Archaeology has provides evidence for a high degree of prosperity within Christian Nubia. The towns, especially Faras and Old Dongola, boasted numerous churches, monasteries and mansions, all built of stone and wood. The urban elite used fine painted pottery, locally made and showing signs of artistic traditions going back to Meroitic times. Later Arab historians describe Christian Nubia as thickly covered with villages. There were also several towns,. describe a thriving land filled with farming villages.
The Arab rulers of Egypt developed a healthy respect for Nubian armies. These were based on horse cavalry using the first bridles, bits and spurs employed in Africa. Bows and arrows were their main weapons.
All these are testament to a Christian civilization that endured for centuries after the seventh century conquest of Egypt by the armies of Islam.
Islam penetrates Christian Nubia
Over time, however, Islam spread southwards through Nubia. For hundreds of years this was mostly brought by Muslim traders and others such as gold miners and craftworkers in precious stones. Islamic communities began to take root in Christian Nubia, and over time gradually grew in size and influence.
In the twelfth and thirteenth centuries, it seems that peaceful co-existence between the Muslim rulers of Egypt and the Christian rulers of Nubia began to break down. This development may well have been connected to the hostilities between medieval Christendom and the world of Islam engendered by the Crusades. These began in the late eleventh century, and took the form of a series of major military expeditions, embarked on by the Christian princes of Europe, to take Jerusalem and other parts of Palestine from Islamic rule.
Thus threatened, it would have been unsurprising if the Arabs – and the Egyptians in particular, viewed the Nubian Christians as a now-dangerous enemy. Whatever the cause, hostilities between Egypt and Makuria arose in the twelfth century.
The End of Christian Nubia
In this context, internal Egyptian politics played a hand. The rulers of Egypt had for long had a problem with unruly nomadic Arab tribes, who from time to time posed a grave threat to their country’s stability. One solution was to drive them out into neighboring lands. This policy had already been tried in the eleventh century when the Fatimid regime in Egypt had pushed Arab tribesmen westward, into present-day Libya, Tunisia and Algeria (all Muslim states). This had solved the Fatimid’s problem but had led to disaster for the states of western North Africa.
Turbulent Muslim Nomads

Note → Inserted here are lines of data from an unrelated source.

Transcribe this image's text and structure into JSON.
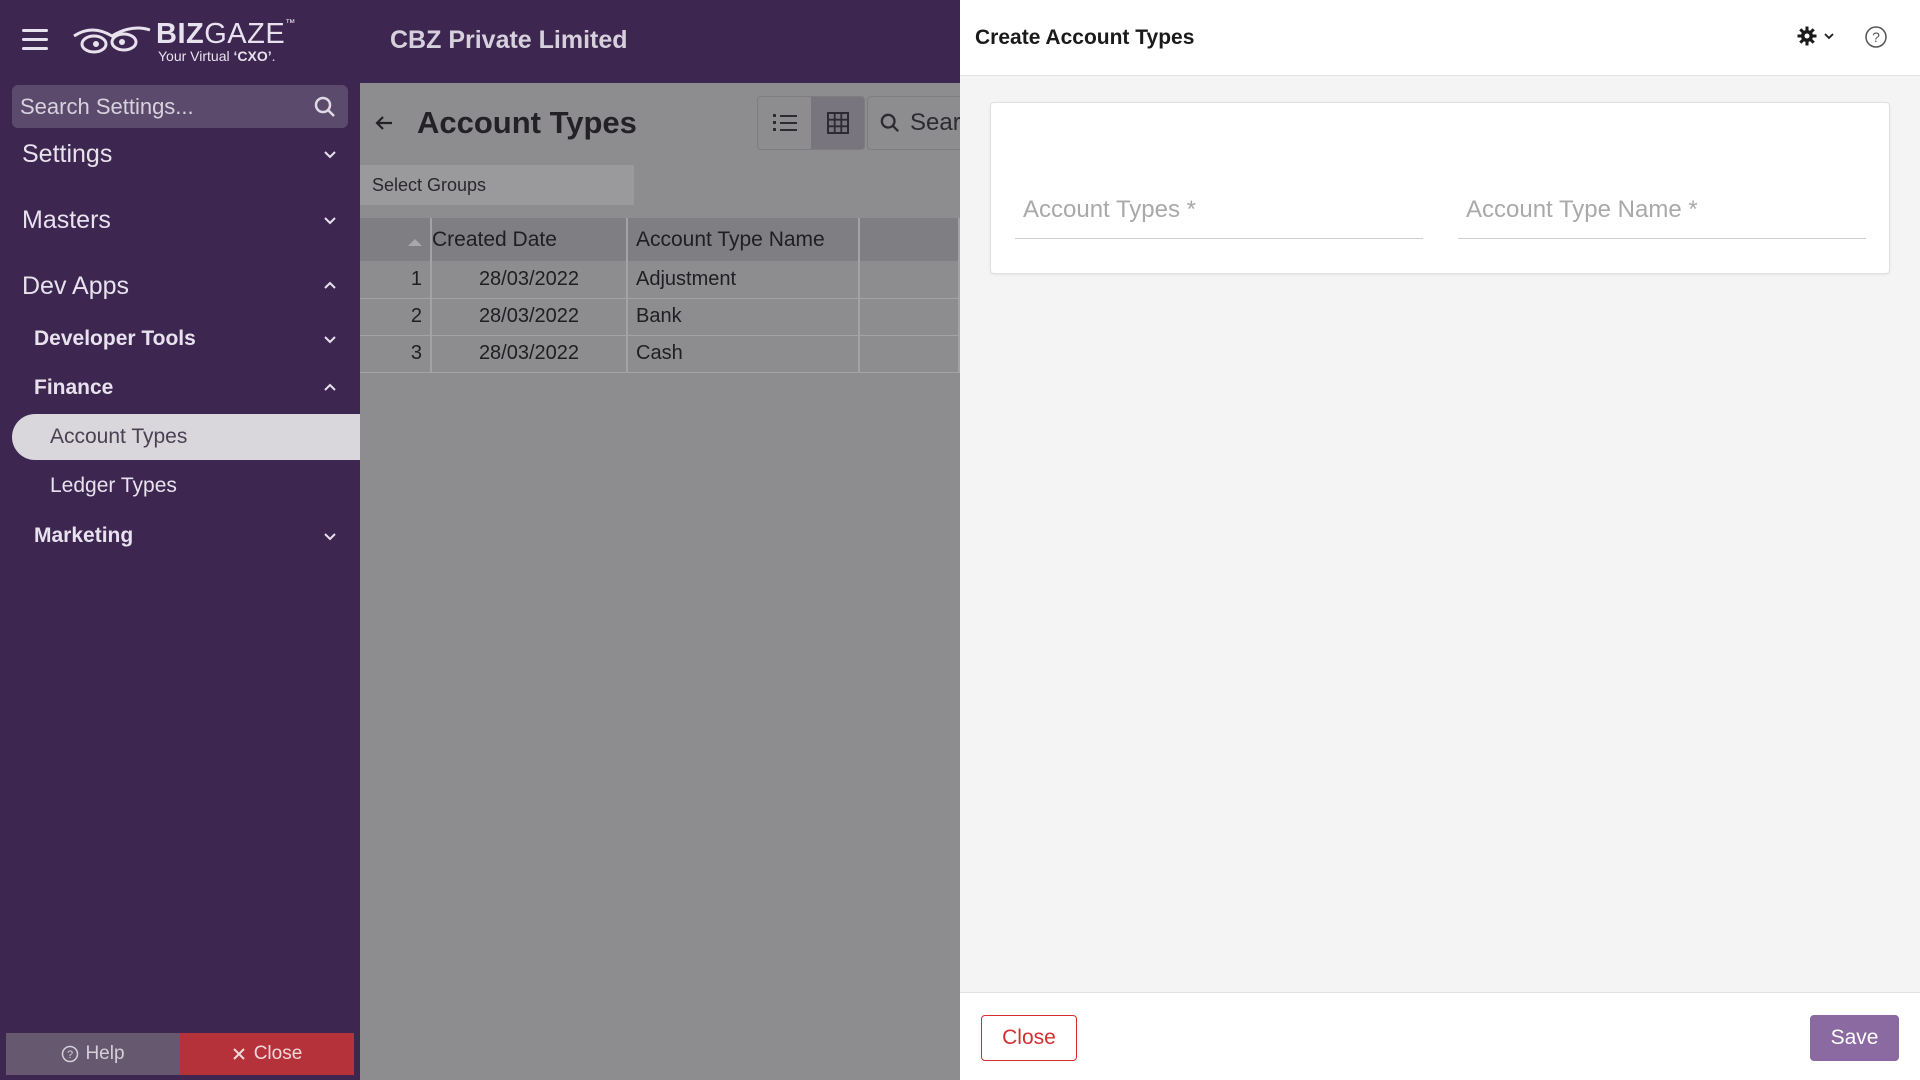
{
  "header": {
    "logo_brand_bold": "BIZ",
    "logo_brand_light": "GAZE",
    "logo_tm": "™",
    "logo_tagline_prefix": "Your Virtual ",
    "logo_tagline_bold": "‘CXO’",
    "logo_tagline_suffix": ".",
    "company_name": "CBZ Private Limited"
  },
  "sidebar": {
    "search_placeholder": "Search Settings...",
    "items": [
      {
        "label": "Settings",
        "level": 1,
        "expanded": false
      },
      {
        "label": "Masters",
        "level": 1,
        "expanded": false
      },
      {
        "label": "Dev Apps",
        "level": 1,
        "expanded": true
      },
      {
        "label": "Developer Tools",
        "level": 2,
        "expanded": false
      },
      {
        "label": "Finance",
        "level": 2,
        "expanded": true
      },
      {
        "label": "Account Types",
        "level": 3,
        "active": true
      },
      {
        "label": "Ledger Types",
        "level": 3,
        "active": false
      },
      {
        "label": "Marketing",
        "level": 2,
        "expanded": false
      }
    ],
    "footer": {
      "help_label": "Help",
      "close_label": "Close"
    }
  },
  "main": {
    "title": "Account Types",
    "search_text": "Sear",
    "select_groups_label": "Select Groups",
    "columns": [
      "Created Date",
      "Account Type Name"
    ],
    "rows": [
      {
        "index": "1",
        "created_date": "28/03/2022",
        "name": "Adjustment"
      },
      {
        "index": "2",
        "created_date": "28/03/2022",
        "name": "Bank"
      },
      {
        "index": "3",
        "created_date": "28/03/2022",
        "name": "Cash"
      }
    ]
  },
  "drawer": {
    "title": "Create Account Types",
    "fields": [
      {
        "placeholder": "Account Types *",
        "value": ""
      },
      {
        "placeholder": "Account Type Name *",
        "value": ""
      }
    ],
    "close_label": "Close",
    "save_label": "Save"
  },
  "colors": {
    "sidebar_bg": "#3d2650",
    "accent_purple": "#8a6aa0",
    "close_red": "#d32f2f",
    "overlay_gray": "#8d8c8e"
  }
}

Now the Egyptian rulers did the same thing by ejecting rebellious Arab tribes into Christian Nubia. These turbulent nomads wrecked the stability of, first Makuria, and then Alodia. Nubian society fell into increasing anarchy. This made it easy for a Muslim leader to seize the throne of Makuria in c. 1317, and begin imposing Islam on the Christian population there.
The cathedral in Old Dongola was immediately converted into a mosque, but the Islamization of the population too much longer. The scanty records from fourteenth and fifteenth century Nubia indicate that Christians were from time to time successful in seizing power from Muslim rulers, and a rump Christian state endured in Lower Nubia until the late fifteenth century.

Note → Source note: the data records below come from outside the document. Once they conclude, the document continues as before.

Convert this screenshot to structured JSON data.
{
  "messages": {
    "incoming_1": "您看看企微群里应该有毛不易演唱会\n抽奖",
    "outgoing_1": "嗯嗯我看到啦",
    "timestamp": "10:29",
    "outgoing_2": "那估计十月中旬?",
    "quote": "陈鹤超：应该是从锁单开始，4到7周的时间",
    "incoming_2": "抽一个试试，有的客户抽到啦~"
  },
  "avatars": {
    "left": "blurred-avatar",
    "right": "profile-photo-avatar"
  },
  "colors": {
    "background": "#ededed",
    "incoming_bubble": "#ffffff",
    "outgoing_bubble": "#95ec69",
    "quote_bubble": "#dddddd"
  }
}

In the sixteenth century Upper Nubia was conquered by the Ottoman empire.
The Arab nomad tribes moved ever south and west, leaving a trail of destruction in their wake. During the fourteenth and fifteenth centuries they took over Lower Nubia., destroying the Christian kingdom of Alodia.
The Funj sultanate
This paved the way for a non-Arab group, a people called the Funj, to occupy Lower Nubia (c,. 1504). These were cattle pastoralists who had originated in the grasslands between the upper Nile and the Ethiopian highlands. Originally pagan, on taking over Lower Nubia they seem immediately to have converted to Islam, and established a Muslim state called the Funj sultanate.
During the 16th century the Funj expanded their power northward, until it established a border with the Ottoman empire; and southward, into the region of the Blue Nile. There they established a capital at Sennar, south of modern Khartoum.
The Funj sultanate would last until the nineteenth century, when the modern world of European imperialism overtook it.